◆ **Your goal**: From start to finish, set down the entries below exactly, leaving out the pictures.

◆ **Collection entries**:
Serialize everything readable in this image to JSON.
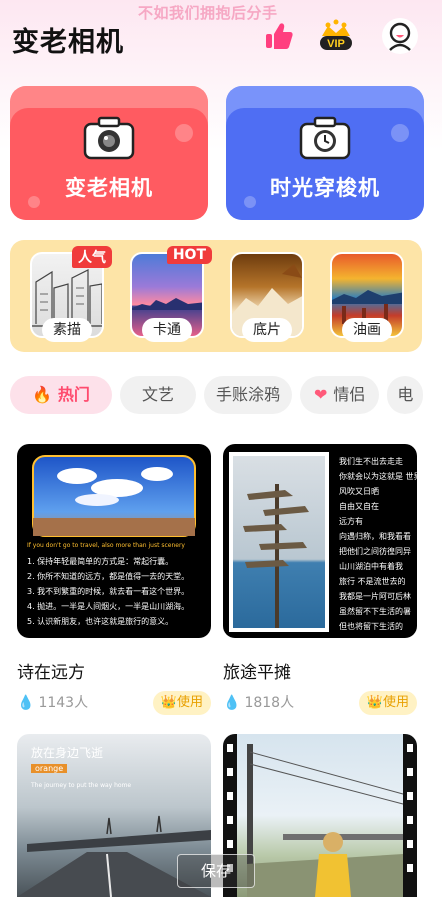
{
  "header": {
    "marquee_text": "不如我们拥抱后分手",
    "title": "变老相机",
    "vip_label": "VIP",
    "icons": [
      "thumbs-up-icon",
      "vip-crown-icon",
      "avatar-icon"
    ]
  },
  "feature_cards": [
    {
      "label": "变老相机",
      "icon": "camera-icon",
      "color": "#ff5b61"
    },
    {
      "label": "时光穿梭机",
      "icon": "clock-camera-icon",
      "color": "#4f6ef3"
    }
  ],
  "filters": [
    {
      "label": "素描",
      "badge": "人气"
    },
    {
      "label": "卡通",
      "badge": "HOT"
    },
    {
      "label": "底片",
      "badge": ""
    },
    {
      "label": "油画",
      "badge": ""
    }
  ],
  "tabs": [
    {
      "label": "热门",
      "icon": "fire-icon",
      "active": true
    },
    {
      "label": "文艺"
    },
    {
      "label": "手账涂鸦"
    },
    {
      "label": "情侣",
      "icon": "hearts-icon"
    },
    {
      "label": "电"
    }
  ],
  "templates": [
    {
      "name": "诗在远方",
      "count": "1143人",
      "use_label": "使用",
      "caption": "If you don't go to travel, also more than just scenery",
      "lines": [
        "1. 保持年轻最简单的方式是：常起行囊。",
        "2. 你所不知道的远方，都是值得一去的天堂。",
        "3. 我不到繁重的时候，就去看一看这个世界。",
        "4. 抛进。一半是人间烟火，一半是山川湖海。",
        "5. 认识新朋友，也许这就是旅行的意义。"
      ]
    },
    {
      "name": "旅途平摊",
      "count": "1818人",
      "use_label": "使用",
      "lines": [
        "我们生不出去走走",
        "你就会以为这就是 世界",
        "风吹又日晒",
        "自由又自在",
        "远方有",
        "向遇归称，和我看看",
        "把他们之间彷徨同异",
        "山川湖泊中有着我",
        "旅行 不是流世去的",
        "我都是一片阿可后林",
        "虽然留不下生活的暑",
        "但也将留下生活的"
      ]
    },
    {
      "name": "",
      "overlay_title": "放在身边飞逝",
      "overlay_tag": "orange",
      "overlay_sub": "The journey to put the way home"
    },
    {
      "name": ""
    }
  ],
  "save_label": "保存"
}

◆ **Task solution**:
Serialize everything readable in this image to JSON.
{
  "header": {
    "marquee_text": "不如我们拥抱后分手",
    "title": "变老相机",
    "vip_label": "VIP",
    "icons": [
      "thumbs-up-icon",
      "vip-crown-icon",
      "avatar-icon"
    ]
  },
  "feature_cards": [
    {
      "label": "变老相机",
      "icon": "camera-icon",
      "color": "#ff5b61"
    },
    {
      "label": "时光穿梭机",
      "icon": "clock-camera-icon",
      "color": "#4f6ef3"
    }
  ],
  "filters": [
    {
      "label": "素描",
      "badge": "人气"
    },
    {
      "label": "卡通",
      "badge": "HOT"
    },
    {
      "label": "底片",
      "badge": ""
    },
    {
      "label": "油画",
      "badge": ""
    }
  ],
  "tabs": [
    {
      "label": "热门",
      "icon": "fire-icon",
      "active": true
    },
    {
      "label": "文艺"
    },
    {
      "label": "手账涂鸦"
    },
    {
      "label": "情侣",
      "icon": "hearts-icon"
    },
    {
      "label": "电"
    }
  ],
  "templates": [
    {
      "name": "诗在远方",
      "count": "1143人",
      "use_label": "使用",
      "caption": "If you don't go to travel, also more than just scenery",
      "lines": [
        "1. 保持年轻最简单的方式是：常起行囊。",
        "2. 你所不知道的远方，都是值得一去的天堂。",
        "3. 我不到繁重的时候，就去看一看这个世界。",
        "4. 抛进。一半是人间烟火，一半是山川湖海。",
        "5. 认识新朋友，也许这就是旅行的意义。"
      ]
    },
    {
      "name": "旅途平摊",
      "count": "1818人",
      "use_label": "使用",
      "lines": [
        "我们生不出去走走",
        "你就会以为这就是 世界",
        "风吹又日晒",
        "自由又自在",
        "远方有",
        "向遇归称，和我看看",
        "把他们之间彷徨同异",
        "山川湖泊中有着我",
        "旅行 不是流世去的",
        "我都是一片阿可后林",
        "虽然留不下生活的暑",
        "但也将留下生活的"
      ]
    },
    {
      "name": "",
      "overlay_title": "放在身边飞逝",
      "overlay_tag": "orange",
      "overlay_sub": "The journey to put the way home"
    },
    {
      "name": ""
    }
  ],
  "save_label": "保存"
}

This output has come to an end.